[Component data from apps and pages]

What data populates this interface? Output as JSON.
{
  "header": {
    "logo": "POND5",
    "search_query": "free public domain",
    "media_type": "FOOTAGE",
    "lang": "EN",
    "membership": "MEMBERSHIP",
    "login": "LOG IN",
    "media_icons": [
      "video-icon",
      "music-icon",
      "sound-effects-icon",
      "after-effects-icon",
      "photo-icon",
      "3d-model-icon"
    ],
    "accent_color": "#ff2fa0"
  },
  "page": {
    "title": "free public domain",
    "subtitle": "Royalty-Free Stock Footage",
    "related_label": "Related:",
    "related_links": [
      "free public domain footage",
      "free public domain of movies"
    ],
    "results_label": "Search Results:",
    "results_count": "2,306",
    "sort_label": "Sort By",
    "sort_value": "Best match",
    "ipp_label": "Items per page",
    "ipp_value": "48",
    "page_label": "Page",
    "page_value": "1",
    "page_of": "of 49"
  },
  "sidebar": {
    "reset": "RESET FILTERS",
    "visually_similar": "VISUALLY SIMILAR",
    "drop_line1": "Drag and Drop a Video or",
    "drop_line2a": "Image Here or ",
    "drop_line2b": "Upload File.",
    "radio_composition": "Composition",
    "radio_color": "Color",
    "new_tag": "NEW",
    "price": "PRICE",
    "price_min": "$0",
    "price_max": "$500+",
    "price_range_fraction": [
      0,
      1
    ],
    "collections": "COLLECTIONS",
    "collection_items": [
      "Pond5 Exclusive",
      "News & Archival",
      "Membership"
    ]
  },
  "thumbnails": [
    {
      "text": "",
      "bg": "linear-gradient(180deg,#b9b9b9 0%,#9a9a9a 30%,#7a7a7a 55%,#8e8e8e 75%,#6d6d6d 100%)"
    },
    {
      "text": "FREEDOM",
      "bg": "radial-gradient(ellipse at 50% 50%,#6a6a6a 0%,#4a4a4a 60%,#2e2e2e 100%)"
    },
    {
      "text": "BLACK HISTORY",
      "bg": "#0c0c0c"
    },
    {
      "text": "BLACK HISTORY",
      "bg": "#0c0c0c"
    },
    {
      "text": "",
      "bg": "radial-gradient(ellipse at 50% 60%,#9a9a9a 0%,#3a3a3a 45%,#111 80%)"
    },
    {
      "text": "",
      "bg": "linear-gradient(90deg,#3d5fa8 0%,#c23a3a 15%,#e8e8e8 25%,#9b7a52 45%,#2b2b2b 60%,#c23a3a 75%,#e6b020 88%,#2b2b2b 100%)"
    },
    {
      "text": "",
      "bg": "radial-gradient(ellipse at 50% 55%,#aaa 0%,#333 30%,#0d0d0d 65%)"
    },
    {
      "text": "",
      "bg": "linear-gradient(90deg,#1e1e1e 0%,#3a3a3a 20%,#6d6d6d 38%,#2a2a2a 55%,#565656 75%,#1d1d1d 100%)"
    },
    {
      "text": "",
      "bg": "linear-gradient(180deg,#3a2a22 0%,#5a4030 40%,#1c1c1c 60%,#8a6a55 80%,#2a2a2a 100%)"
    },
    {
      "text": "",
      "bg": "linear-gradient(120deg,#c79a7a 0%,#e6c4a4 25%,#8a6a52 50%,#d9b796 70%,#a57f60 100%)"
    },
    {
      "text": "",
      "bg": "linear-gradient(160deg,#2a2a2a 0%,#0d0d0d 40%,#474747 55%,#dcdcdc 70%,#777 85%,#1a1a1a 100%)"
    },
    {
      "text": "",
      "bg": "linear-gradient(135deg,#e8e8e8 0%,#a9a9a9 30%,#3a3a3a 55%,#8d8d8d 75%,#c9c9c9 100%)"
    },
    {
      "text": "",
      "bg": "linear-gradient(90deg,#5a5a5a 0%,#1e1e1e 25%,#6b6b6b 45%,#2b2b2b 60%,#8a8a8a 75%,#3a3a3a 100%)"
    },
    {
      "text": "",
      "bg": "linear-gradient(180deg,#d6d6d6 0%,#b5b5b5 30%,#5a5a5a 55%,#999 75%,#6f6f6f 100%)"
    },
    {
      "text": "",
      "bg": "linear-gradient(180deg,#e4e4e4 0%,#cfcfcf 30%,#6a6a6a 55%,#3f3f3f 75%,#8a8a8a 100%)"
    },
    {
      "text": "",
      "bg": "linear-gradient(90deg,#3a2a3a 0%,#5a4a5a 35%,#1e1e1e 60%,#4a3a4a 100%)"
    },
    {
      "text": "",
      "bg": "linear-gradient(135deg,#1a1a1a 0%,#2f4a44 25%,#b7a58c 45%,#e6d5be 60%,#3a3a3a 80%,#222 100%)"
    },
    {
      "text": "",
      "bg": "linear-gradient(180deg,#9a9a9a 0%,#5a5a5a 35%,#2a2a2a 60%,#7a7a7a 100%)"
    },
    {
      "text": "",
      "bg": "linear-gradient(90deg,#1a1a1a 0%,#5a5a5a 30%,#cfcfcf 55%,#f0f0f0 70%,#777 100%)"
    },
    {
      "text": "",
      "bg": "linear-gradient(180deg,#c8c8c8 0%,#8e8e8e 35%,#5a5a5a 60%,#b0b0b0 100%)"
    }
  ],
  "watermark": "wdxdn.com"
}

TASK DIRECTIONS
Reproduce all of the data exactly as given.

SOLUTION FOR THIS PROBLEM
What data populates this interface? Output as JSON.
{
  "header": {
    "logo": "POND5",
    "search_query": "free public domain",
    "media_type": "FOOTAGE",
    "lang": "EN",
    "membership": "MEMBERSHIP",
    "login": "LOG IN",
    "media_icons": [
      "video-icon",
      "music-icon",
      "sound-effects-icon",
      "after-effects-icon",
      "photo-icon",
      "3d-model-icon"
    ],
    "accent_color": "#ff2fa0"
  },
  "page": {
    "title": "free public domain",
    "subtitle": "Royalty-Free Stock Footage",
    "related_label": "Related:",
    "related_links": [
      "free public domain footage",
      "free public domain of movies"
    ],
    "results_label": "Search Results:",
    "results_count": "2,306",
    "sort_label": "Sort By",
    "sort_value": "Best match",
    "ipp_label": "Items per page",
    "ipp_value": "48",
    "page_label": "Page",
    "page_value": "1",
    "page_of": "of 49"
  },
  "sidebar": {
    "reset": "RESET FILTERS",
    "visually_similar": "VISUALLY SIMILAR",
    "drop_line1": "Drag and Drop a Video or",
    "drop_line2a": "Image Here or ",
    "drop_line2b": "Upload File.",
    "radio_composition": "Composition",
    "radio_color": "Color",
    "new_tag": "NEW",
    "price": "PRICE",
    "price_min": "$0",
    "price_max": "$500+",
    "price_range_fraction": [
      0,
      1
    ],
    "collections": "COLLECTIONS",
    "collection_items": [
      "Pond5 Exclusive",
      "News & Archival",
      "Membership"
    ]
  },
  "thumbnails": [
    {
      "text": "",
      "bg": "linear-gradient(180deg,#b9b9b9 0%,#9a9a9a 30%,#7a7a7a 55%,#8e8e8e 75%,#6d6d6d 100%)"
    },
    {
      "text": "FREEDOM",
      "bg": "radial-gradient(ellipse at 50% 50%,#6a6a6a 0%,#4a4a4a 60%,#2e2e2e 100%)"
    },
    {
      "text": "BLACK HISTORY",
      "bg": "#0c0c0c"
    },
    {
      "text": "BLACK HISTORY",
      "bg": "#0c0c0c"
    },
    {
      "text": "",
      "bg": "radial-gradient(ellipse at 50% 60%,#9a9a9a 0%,#3a3a3a 45%,#111 80%)"
    },
    {
      "text": "",
      "bg": "linear-gradient(90deg,#3d5fa8 0%,#c23a3a 15%,#e8e8e8 25%,#9b7a52 45%,#2b2b2b 60%,#c23a3a 75%,#e6b020 88%,#2b2b2b 100%)"
    },
    {
      "text": "",
      "bg": "radial-gradient(ellipse at 50% 55%,#aaa 0%,#333 30%,#0d0d0d 65%)"
    },
    {
      "text": "",
      "bg": "linear-gradient(90deg,#1e1e1e 0%,#3a3a3a 20%,#6d6d6d 38%,#2a2a2a 55%,#565656 75%,#1d1d1d 100%)"
    },
    {
      "text": "",
      "bg": "linear-gradient(180deg,#3a2a22 0%,#5a4030 40%,#1c1c1c 60%,#8a6a55 80%,#2a2a2a 100%)"
    },
    {
      "text": "",
      "bg": "linear-gradient(120deg,#c79a7a 0%,#e6c4a4 25%,#8a6a52 50%,#d9b796 70%,#a57f60 100%)"
    },
    {
      "text": "",
      "bg": "linear-gradient(160deg,#2a2a2a 0%,#0d0d0d 40%,#474747 55%,#dcdcdc 70%,#777 85%,#1a1a1a 100%)"
    },
    {
      "text": "",
      "bg": "linear-gradient(135deg,#e8e8e8 0%,#a9a9a9 30%,#3a3a3a 55%,#8d8d8d 75%,#c9c9c9 100%)"
    },
    {
      "text": "",
      "bg": "linear-gradient(90deg,#5a5a5a 0%,#1e1e1e 25%,#6b6b6b 45%,#2b2b2b 60%,#8a8a8a 75%,#3a3a3a 100%)"
    },
    {
      "text": "",
      "bg": "linear-gradient(180deg,#d6d6d6 0%,#b5b5b5 30%,#5a5a5a 55%,#999 75%,#6f6f6f 100%)"
    },
    {
      "text": "",
      "bg": "linear-gradient(180deg,#e4e4e4 0%,#cfcfcf 30%,#6a6a6a 55%,#3f3f3f 75%,#8a8a8a 100%)"
    },
    {
      "text": "",
      "bg": "linear-gradient(90deg,#3a2a3a 0%,#5a4a5a 35%,#1e1e1e 60%,#4a3a4a 100%)"
    },
    {
      "text": "",
      "bg": "linear-gradient(135deg,#1a1a1a 0%,#2f4a44 25%,#b7a58c 45%,#e6d5be 60%,#3a3a3a 80%,#222 100%)"
    },
    {
      "text": "",
      "bg": "linear-gradient(180deg,#9a9a9a 0%,#5a5a5a 35%,#2a2a2a 60%,#7a7a7a 100%)"
    },
    {
      "text": "",
      "bg": "linear-gradient(90deg,#1a1a1a 0%,#5a5a5a 30%,#cfcfcf 55%,#f0f0f0 70%,#777 100%)"
    },
    {
      "text": "",
      "bg": "linear-gradient(180deg,#c8c8c8 0%,#8e8e8e 35%,#5a5a5a 60%,#b0b0b0 100%)"
    }
  ],
  "watermark": "wdxdn.com"
}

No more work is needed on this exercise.